IS-03 Practical Aspects of Antibiotic Stewardship in Animal Production
Antimicrobial resistance (AMR) is emerging and is a threat for human and animal health. This increasing resistance results into treatment failures and increased mortality in humans and animals. If there is no action to reduce antimicrobial use (AMU), it is forecasted that the number of people dying due to AMR will increase considerably in the near future. AMU in animals poses a potential risk for public health as it contributes to the selection and spread of AMR which can disseminate to humans. Therefore, at global level WHO, FAO and OIE combined efforts in a such called One Health approach to minimize the public health impact of AMR associated with AMU in farm animals. The Global Action Plan on antimicrobial resistance (GAP) has been adopted by the World Health Assembly in 2015. This plan contains five strategic objectives. WHO urged all member states to develop a National Action Plan in line with the five objectives of the GAP, and with a One Health approach. Indonesia has submitted the National Action Plan on Antimicrobial Resistance 2017-2019 in the Library of National Action Plans of WHO.
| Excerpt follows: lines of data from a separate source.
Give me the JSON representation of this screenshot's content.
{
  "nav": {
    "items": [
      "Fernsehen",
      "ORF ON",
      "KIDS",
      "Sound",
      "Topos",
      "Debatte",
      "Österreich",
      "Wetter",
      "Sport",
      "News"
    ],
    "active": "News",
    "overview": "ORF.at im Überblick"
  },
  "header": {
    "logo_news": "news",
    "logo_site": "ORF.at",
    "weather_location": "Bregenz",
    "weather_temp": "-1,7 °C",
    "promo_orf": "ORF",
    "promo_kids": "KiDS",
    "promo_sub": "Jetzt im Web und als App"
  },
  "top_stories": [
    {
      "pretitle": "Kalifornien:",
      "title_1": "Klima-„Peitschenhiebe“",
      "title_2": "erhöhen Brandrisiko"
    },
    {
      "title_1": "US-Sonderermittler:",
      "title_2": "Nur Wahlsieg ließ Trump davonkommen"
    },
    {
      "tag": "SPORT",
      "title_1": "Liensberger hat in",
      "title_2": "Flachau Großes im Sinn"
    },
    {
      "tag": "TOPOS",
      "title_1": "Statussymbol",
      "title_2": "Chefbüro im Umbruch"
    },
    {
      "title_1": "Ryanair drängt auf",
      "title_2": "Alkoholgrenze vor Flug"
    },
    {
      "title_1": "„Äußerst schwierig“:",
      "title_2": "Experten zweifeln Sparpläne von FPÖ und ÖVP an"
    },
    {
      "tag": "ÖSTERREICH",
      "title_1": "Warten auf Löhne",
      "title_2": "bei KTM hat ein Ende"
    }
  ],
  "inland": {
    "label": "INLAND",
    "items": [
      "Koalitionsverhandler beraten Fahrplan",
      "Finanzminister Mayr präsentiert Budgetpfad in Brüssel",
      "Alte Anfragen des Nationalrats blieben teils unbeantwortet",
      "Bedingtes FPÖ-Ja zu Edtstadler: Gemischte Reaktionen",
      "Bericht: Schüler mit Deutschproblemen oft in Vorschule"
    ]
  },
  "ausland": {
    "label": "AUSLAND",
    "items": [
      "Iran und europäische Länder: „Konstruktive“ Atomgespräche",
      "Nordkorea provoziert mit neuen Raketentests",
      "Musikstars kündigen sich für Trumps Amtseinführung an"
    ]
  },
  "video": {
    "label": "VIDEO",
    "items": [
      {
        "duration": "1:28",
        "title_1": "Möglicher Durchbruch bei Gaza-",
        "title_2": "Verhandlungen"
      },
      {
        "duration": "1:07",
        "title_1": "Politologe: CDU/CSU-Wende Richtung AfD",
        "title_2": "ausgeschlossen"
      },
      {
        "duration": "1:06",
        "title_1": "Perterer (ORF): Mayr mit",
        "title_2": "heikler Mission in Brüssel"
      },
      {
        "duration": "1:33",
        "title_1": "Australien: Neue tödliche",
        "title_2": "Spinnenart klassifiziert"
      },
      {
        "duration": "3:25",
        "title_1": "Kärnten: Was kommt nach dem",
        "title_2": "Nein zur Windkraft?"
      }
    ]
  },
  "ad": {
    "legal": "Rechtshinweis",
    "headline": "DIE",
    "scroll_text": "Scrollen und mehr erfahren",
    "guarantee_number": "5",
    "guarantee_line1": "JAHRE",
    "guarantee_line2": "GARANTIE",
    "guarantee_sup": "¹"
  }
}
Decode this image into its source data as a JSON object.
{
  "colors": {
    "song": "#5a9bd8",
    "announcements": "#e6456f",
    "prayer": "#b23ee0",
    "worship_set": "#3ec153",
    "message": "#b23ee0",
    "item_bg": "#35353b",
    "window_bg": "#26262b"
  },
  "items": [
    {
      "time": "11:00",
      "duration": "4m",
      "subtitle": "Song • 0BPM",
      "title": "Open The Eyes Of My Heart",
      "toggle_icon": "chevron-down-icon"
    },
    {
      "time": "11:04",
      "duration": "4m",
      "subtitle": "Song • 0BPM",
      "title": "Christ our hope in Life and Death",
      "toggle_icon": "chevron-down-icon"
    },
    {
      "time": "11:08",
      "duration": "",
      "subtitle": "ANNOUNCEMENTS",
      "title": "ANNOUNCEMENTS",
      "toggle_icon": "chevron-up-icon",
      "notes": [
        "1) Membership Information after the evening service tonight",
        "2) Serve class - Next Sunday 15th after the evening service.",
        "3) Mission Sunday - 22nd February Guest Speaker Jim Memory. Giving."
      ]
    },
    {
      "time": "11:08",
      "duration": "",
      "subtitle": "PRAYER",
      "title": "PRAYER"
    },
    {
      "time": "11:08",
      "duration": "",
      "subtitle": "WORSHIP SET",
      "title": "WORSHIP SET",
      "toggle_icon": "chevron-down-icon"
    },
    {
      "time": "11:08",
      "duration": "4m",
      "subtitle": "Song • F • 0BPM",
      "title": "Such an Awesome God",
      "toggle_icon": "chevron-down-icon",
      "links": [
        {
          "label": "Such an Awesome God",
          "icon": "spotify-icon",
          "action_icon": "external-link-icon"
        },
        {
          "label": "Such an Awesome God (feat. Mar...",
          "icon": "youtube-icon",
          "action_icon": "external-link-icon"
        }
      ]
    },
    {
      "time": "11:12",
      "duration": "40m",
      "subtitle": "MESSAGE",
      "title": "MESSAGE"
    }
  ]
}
Although it is not clear to what level AMU in animal production contributes to the AMR problem humans, there is a worldwide urge to reduce AMU in animal production to a minimum to protect human health. The basis of this so-called ‘antimicrobial stewardship’ is focusing on (preventive) measures which enable animals to remain healthy and thus take away the need for antimicrobial treatment. Another pillar of stewardship is limiting and strictly regulating the use of so-called ‘’critically important antimicrobials for human medicine’’, like fluoroquinolones. It can be difficult to change AMU practices which have become habits for farmers and veterinarians; therefore specific triggers are required. In the Netherlands the total therapeutic AMU (in mass sold) in farm animals doubled between 1990 and 2007; parallel to the EU-ban of antimicrobial growth promotors which were completely phased out by 2006. From 2005 onwards, several events triggered a series of measures and initiatives to reduce AMU in livestock with almost 70%. This reduction was followed by reduced AMR levels in livestock. Some key success factors were: clear reduction targets defined by the government, having full transparency on antimicrobial prescription and usage, the existence of a surveillance system for AMR, and a close collaboration of all stakeholders and a shared goal. Although specific contexts differ between countries and production systems, tailored approaches taking into account specific contexts and stakeholders can be effective in responsible use of antimicrobials.